As shown in FIG. 6, a set of spiral coils having a reduced number of turns is provided and is positioned closer to the zero point of the static magnetic field as will by more fully described with reference to FIG. 7. As shown in FIG. 6, current is provided through lead 86, through spiral coil 88, through hole 90, through lead 92, through spiral coil 94, through lead 96, through hole 98, through spiral coil 100, through hole 102, through lead 104, through spiral coil 106, through lead 108, through hole 110, and through exit lead 112.
While these spiral coils are shown in an exploded view of FIGS. 5 and 6 it is to be understood that the spiral coils are mounted directly on the insulating layers 50 and 114 and that insulating layer 50 is curved so that surfaces 52 and 54 are joined to each other while insulator 114 is curved so that surface 116 and 118 are joined to each other. Spiral coils 56 and 60 overlap each other as much as possible for case of implementation. For the same reason, spiral coils 62 and 58 overlap each other. In addition, the horizontal lead 70 and 80 connecting the spiral coils overlap each other as much as possible for cancellation of parasitic fields.
As shown in FIG. 7, sets of spiral coils are symmetrically arranged about the center 120 of the static magnetic field. It is to be understood that mating spiral coils are secured to the opposite surface of insulating layer 122 in the manner described in FIG. 5 and 6 and that these mating spiral coils on the opposite surface of insulating layer 122 are interconnected to the set of spiral coils connected to each other as shown in FIG. 7. The set of spiral coils 124 have the same number of coils as the coils 56 and 62. The set of spiral coils 126 has the same configuration as the spiral coils 88 and 100. The set of spiral coils 128 has the same configuration as the set of spiral coils 130. The sets of spiral coils 128 and 130 have fewer turns than the set of spiral coils 126 while the set of spiral coils 126 has fewer turns than the set of spiral coils 124. Typically, for a 40 mm bore diameter, the set of spiral cells 124 has about 5 to 25 turns per side. Typically, the set of spiral coils 126 has 2 to 15 turns per side. Typically, the set of spiral coils 130 has 1 to 10 turns per side.

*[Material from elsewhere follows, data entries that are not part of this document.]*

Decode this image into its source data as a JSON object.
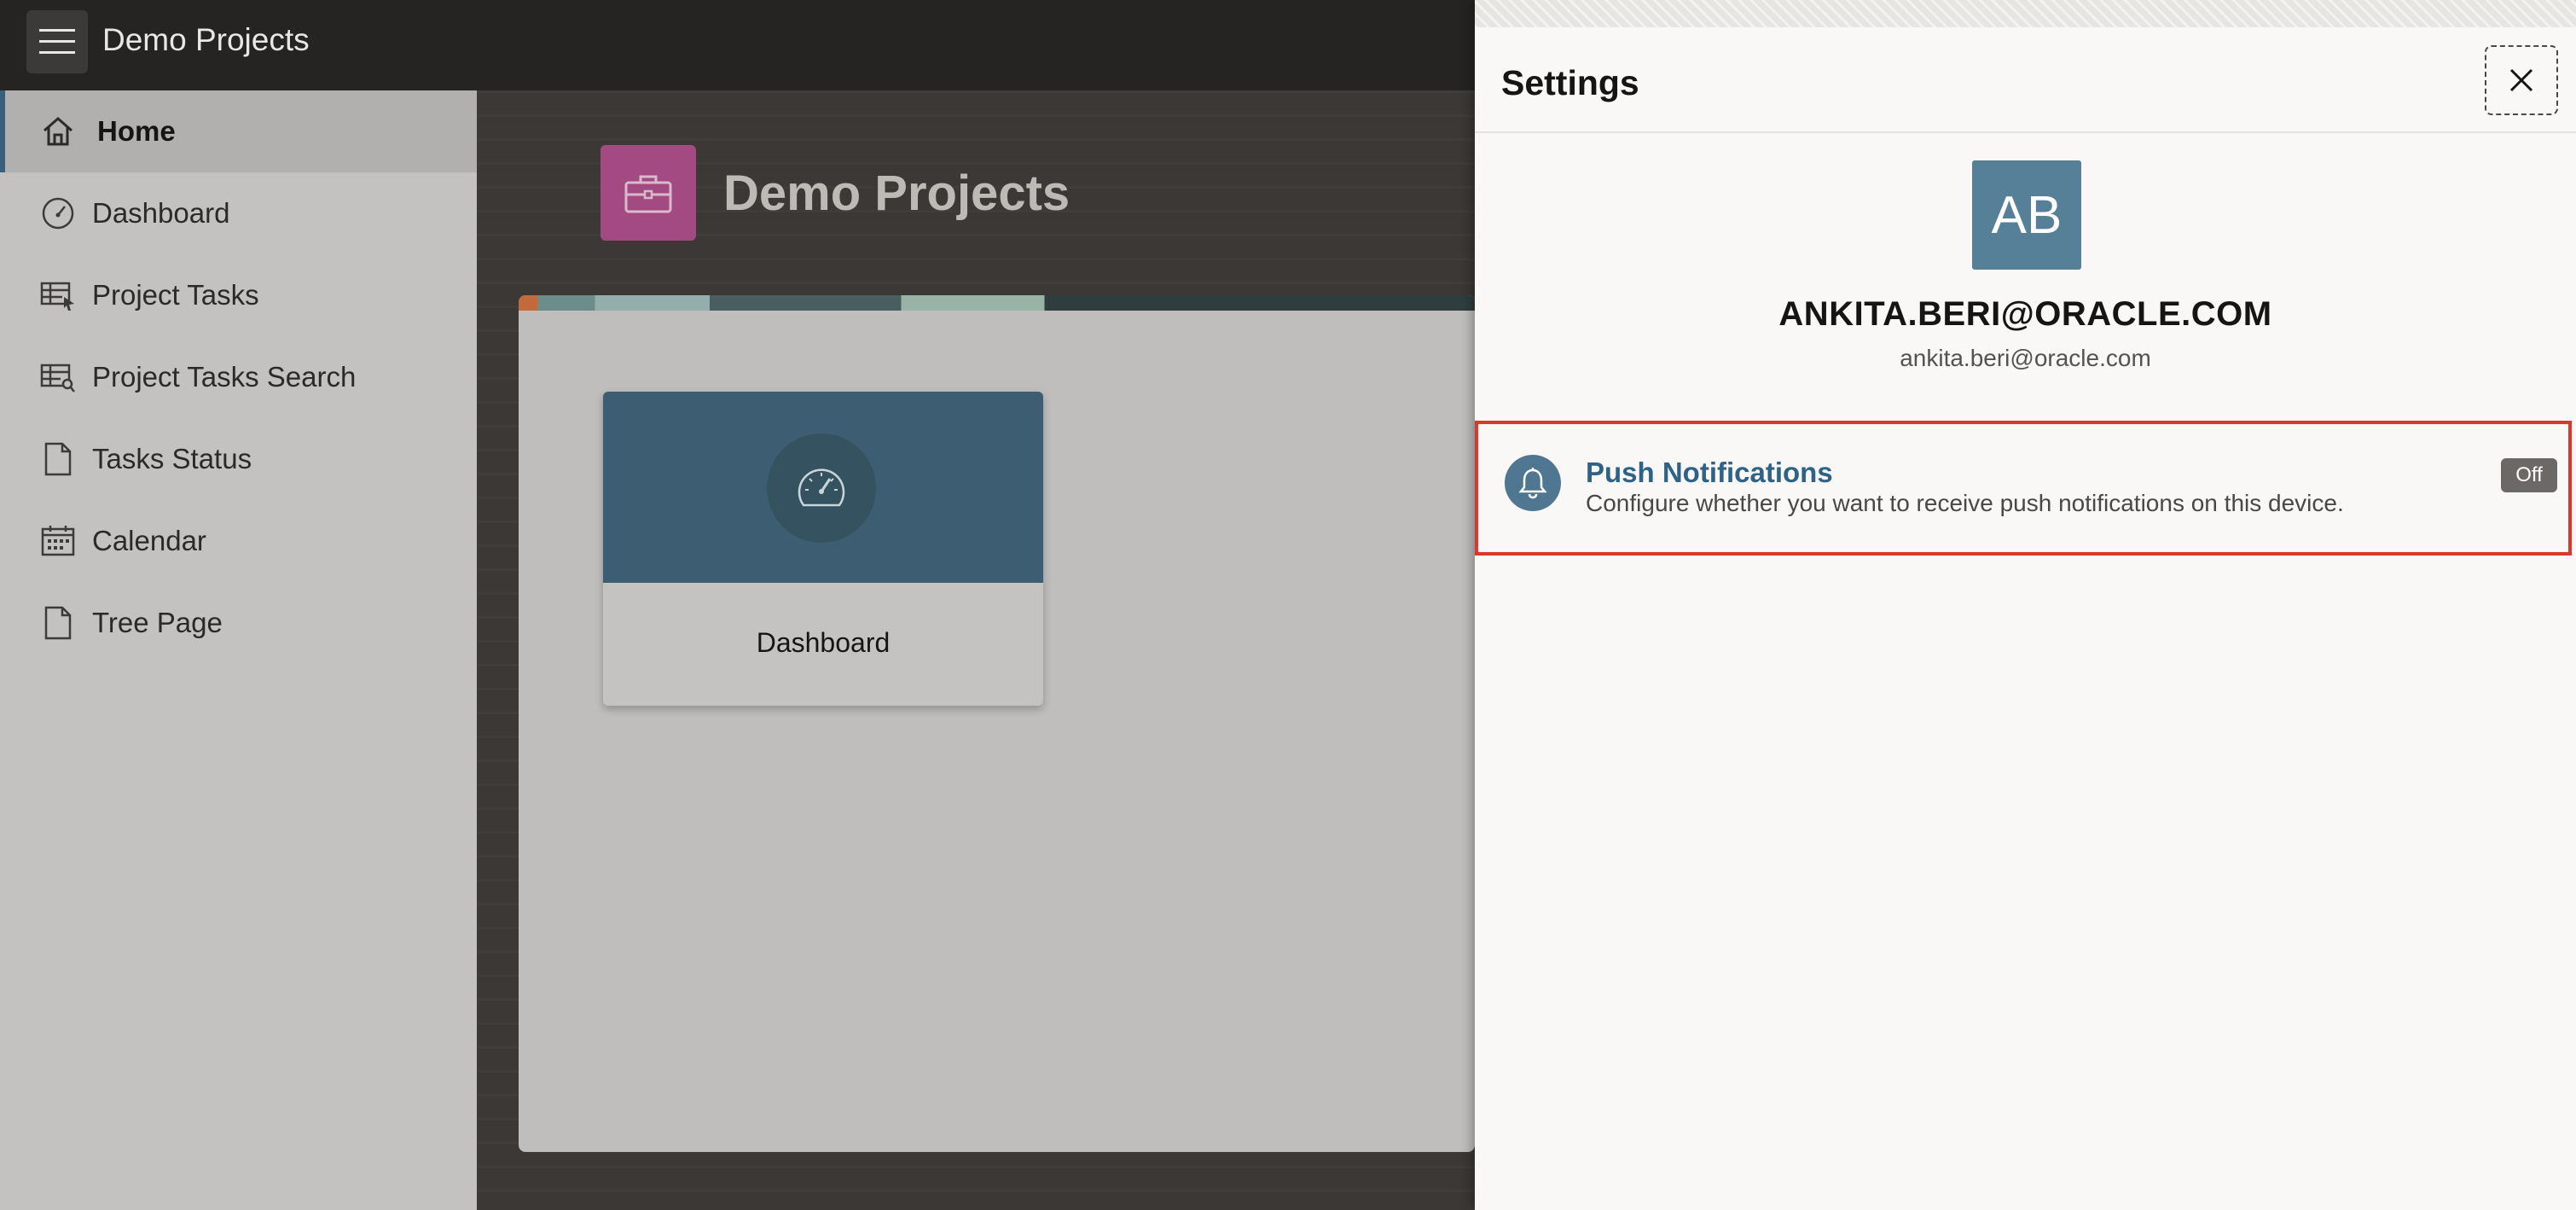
{
  "header": {
    "app_title": "Demo Projects",
    "menu_icon": "hamburger-menu-icon"
  },
  "sidebar": {
    "items": [
      {
        "label": "Home",
        "icon": "home-icon",
        "active": true
      },
      {
        "label": "Dashboard",
        "icon": "speedometer-icon",
        "active": false
      },
      {
        "label": "Project Tasks",
        "icon": "grid-cursor-icon",
        "active": false
      },
      {
        "label": "Project Tasks Search",
        "icon": "grid-search-icon",
        "active": false
      },
      {
        "label": "Tasks Status",
        "icon": "document-icon",
        "active": false
      },
      {
        "label": "Calendar",
        "icon": "calendar-icon",
        "active": false
      },
      {
        "label": "Tree Page",
        "icon": "document-icon",
        "active": false
      }
    ]
  },
  "main": {
    "page_title": "Demo Projects",
    "page_icon": "briefcase-icon",
    "cards": [
      {
        "label": "Dashboard",
        "icon": "speedometer-icon"
      }
    ]
  },
  "settings": {
    "title": "Settings",
    "close_icon": "close-icon",
    "avatar_initials": "AB",
    "user_name": "ANKITA.BERI@ORACLE.COM",
    "user_email": "ankita.beri@oracle.com",
    "push_notifications": {
      "title": "Push Notifications",
      "description": "Configure whether you want to receive push notifications on this device.",
      "status": "Off",
      "icon": "bell-icon"
    }
  },
  "colors": {
    "header_bg": "#262422",
    "sidebar_bg": "#c3c2c1",
    "active_indicator": "#3a5f7b",
    "page_icon_bg": "#a34a82",
    "card_top_bg": "#3d5e72",
    "avatar_bg": "#567f98",
    "highlight_border": "#d9392a",
    "link_blue": "#2e6287"
  }
}
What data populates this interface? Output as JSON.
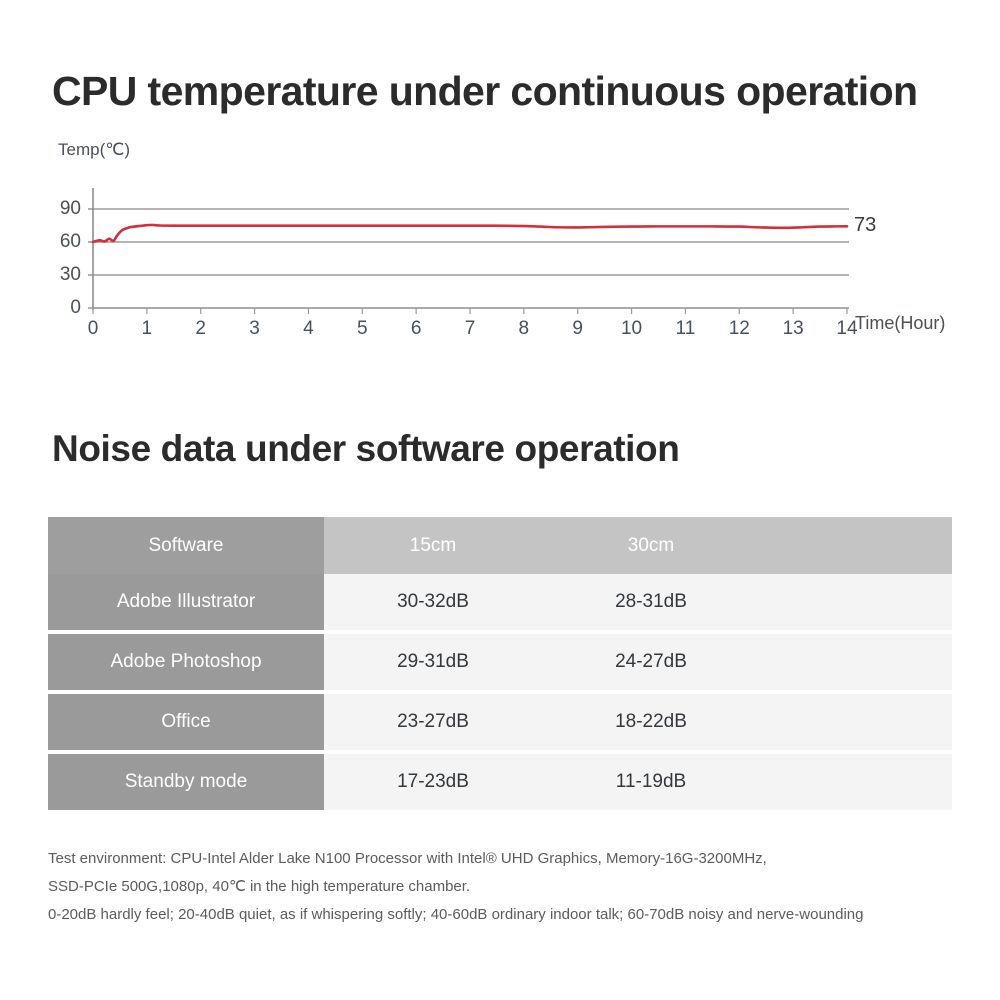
{
  "chart_section": {
    "title": "CPU temperature under continuous operation",
    "end_value_label": "73"
  },
  "chart_data": {
    "type": "line",
    "title": "CPU temperature under continuous operation",
    "xlabel": "Time(Hour)",
    "ylabel": "Temp(℃)",
    "xlim": [
      0,
      14
    ],
    "ylim": [
      0,
      100
    ],
    "grid": true,
    "legend": false,
    "xticks": [
      "0",
      "1",
      "2",
      "3",
      "4",
      "5",
      "6",
      "7",
      "8",
      "9",
      "10",
      "11",
      "12",
      "13",
      "14"
    ],
    "yticks": [
      "0",
      "30",
      "60",
      "90"
    ],
    "line_color": "#d32f3f",
    "series": [
      {
        "name": "CPU temperature",
        "x": [
          0,
          0.12,
          0.22,
          0.3,
          0.38,
          0.45,
          0.55,
          0.7,
          0.85,
          1.0,
          1.1,
          1.25,
          1.5,
          2.0,
          2.5,
          3.0,
          3.5,
          4.0,
          4.5,
          5.0,
          5.5,
          6.0,
          6.5,
          7.0,
          7.5,
          8.0,
          8.3,
          8.6,
          8.9,
          9.2,
          9.6,
          10.0,
          10.5,
          11.0,
          11.5,
          12.0,
          12.3,
          12.6,
          12.9,
          13.2,
          13.5,
          13.8,
          14.0
        ],
        "y": [
          60,
          61.5,
          60.5,
          63,
          61,
          66,
          71,
          73.5,
          74.5,
          75.3,
          75.5,
          75,
          74.8,
          74.8,
          74.8,
          74.8,
          74.8,
          74.8,
          74.8,
          74.8,
          74.8,
          74.8,
          74.8,
          74.8,
          74.8,
          74.5,
          74,
          73.4,
          73.2,
          73.4,
          73.8,
          74,
          74.2,
          74.2,
          74.2,
          74,
          73.4,
          73,
          72.9,
          73.4,
          74,
          74.2,
          74.3
        ]
      }
    ],
    "annotations": [
      {
        "text": "73",
        "at_x": 14,
        "at_y": 73
      }
    ]
  },
  "table_section": {
    "title": "Noise data under software operation",
    "columns": [
      "Software",
      "15cm",
      "30cm"
    ],
    "rows": [
      {
        "software": "Adobe Illustrator",
        "d15": "30-32dB",
        "d30": "28-31dB"
      },
      {
        "software": "Adobe Photoshop",
        "d15": "29-31dB",
        "d30": "24-27dB"
      },
      {
        "software": "Office",
        "d15": "23-27dB",
        "d30": "18-22dB"
      },
      {
        "software": "Standby mode",
        "d15": "17-23dB",
        "d30": "11-19dB"
      }
    ]
  },
  "notes": [
    "Test environment: CPU-Intel Alder Lake N100 Processor with Intel® UHD Graphics,  Memory-16G-3200MHz,",
    "SSD-PCIe 500G,1080p, 40℃ in the high temperature chamber.",
    "0-20dB hardly feel; 20-40dB quiet, as if whispering softly; 40-60dB ordinary indoor talk; 60-70dB noisy and nerve-wounding"
  ]
}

With larger bores greater number of spirals can be used. The set of leads 132 which includes leads 64, 84, 86 and 112 comprise input and exit leads as indicated by the set of arrows 134. Each pair of inlet and outlet leads are typified by leads 64 and 84 as well as leas 86 and 112. Each set of leads, e.g., 64 and 84 as well as leads 86 are connected to a different amplifier and a different connector so that the current to each set of coils at a given radial position can be controlled independently of the other coils located at other positions.
As well be more fully explained below, the set of radial coils on a given insulating substrate shown in FIG. 7 is complemented by a twin set of coils located on a different insulating substrate. The sets of spiral coils shown in FIG. 7 are positioned 90° from a duplicate set of coils on a different insulating substrate. Each set of coils of the twin sets of coils are positioned either 90° radially from each other so that both the sine and cosine terms of each order of gradient affected by these sets of coils can be rendered homogeneous. The set of coils shown in FIG. 7 not only is utilized in conjunction with a complementary twin set of coils as explained above, but is utilized in conjunction with other sets of coil designs as represented by FIG. 8. As shown in FIG. 8, at each axial position within the magnetic gradient four spiral coils on each surface of an insulating substrate can be utilized rather than only two coils as shown in FIG. 7. Referring to FIG. 8, a set of spiral coils on one surface of an insulating substrate 136 is shown. It is to be understood that a second set of spiral coils is positioned on the opposing surface (not shown) of insulating layer 136 in the manner described above with reference to FIGS. 5 and 6. The current flow path will be described with reference to FIG. 8 in connection with only one set of spiral coils at a given axial position. It is to be understood that the set of coils shown in FIG. 8 are symmetrical about the center 138 of the static magnetic field. Current is introduced through incoming lead 140 into spiral coil 142 through hole 144, into spiral cell 146 an the opposing surface of insulating layer 136. The current then passes though hole 148, coil 150, through hole 152, and into spiral coil 154 on the opposing surface of insulating layer 136. The current then passes through through hole 1256 into spiral coil 158, into spiral coil 160, through hole 162, through outlet lead 164, through hole 166 and through outlet lead 168. Each of the subsets of eight spiral coils at each axial position has the same current flow path as described with reference to FIG. 8 and each set of eight spiral coils is associated with a separate connector and amplifier so that current can be controlled for each coil set independently of the spiral coils at other axial positions. As explained above with reference to FIG. 7, a twin set of coils as that shown in FIG. 8 is positioned 45° from the radial position of the coils shown in FIG. 8 so that the coils shown in FIG. 8 and its complementary twin set of coils function to control both the sine and cosine factors of each order of gradient. It is to be understood that spiral coil configurations other than that shown in FIGS. 5 through 8 can be utilized. For example, a set of twelve spiral coils, six on each surface of an insulating layer can be positioned at a given axial position and current passed therethrough in a manner described with reference to FIGS. 5 through 8.
Six sets of coils are shown in FIG. 9, each set being on a separate insulating layer as described above. For purposes of clarity of discussion, the separate sets of coils on each insulating substrate and the substrate are not shown separately. The separated spiral coils are shown as a top view in cross-section and are representative of an insulating layer and two sets of spiral coils positioned on each insulating layer surface. The axial coil 34 is positioned on the surface of bore 14. The set of coils 124 are positioned 90° from the set of coils 124A. The set of coils 150 are positioned 45° from the set of coils 150A. The set of coils 152 are positioned 30° from the set of coils 152A, The sets of coils are positioned so that at least one set of a twin set has a space 154 between the coils aligned with spaces 156 and 158 of a set within the other twin sets of coils. The specific embodiment shown in FIG. 9 is capable of controlling six orders of gradients of both sine and cosine terms with multiplicity up to and including three sine and cosine terms of argument (φ, 2φ and 3φ of Equation 1). Additional layers of coils can be added to control increased numbers of gradients order and/or higher multiplicities.
The coils can be produced by the processes of U.S. Pat. No. 4,560,445; 4,583,099; 4,666,735 and 4,725,504 which are incorporated herein by reference.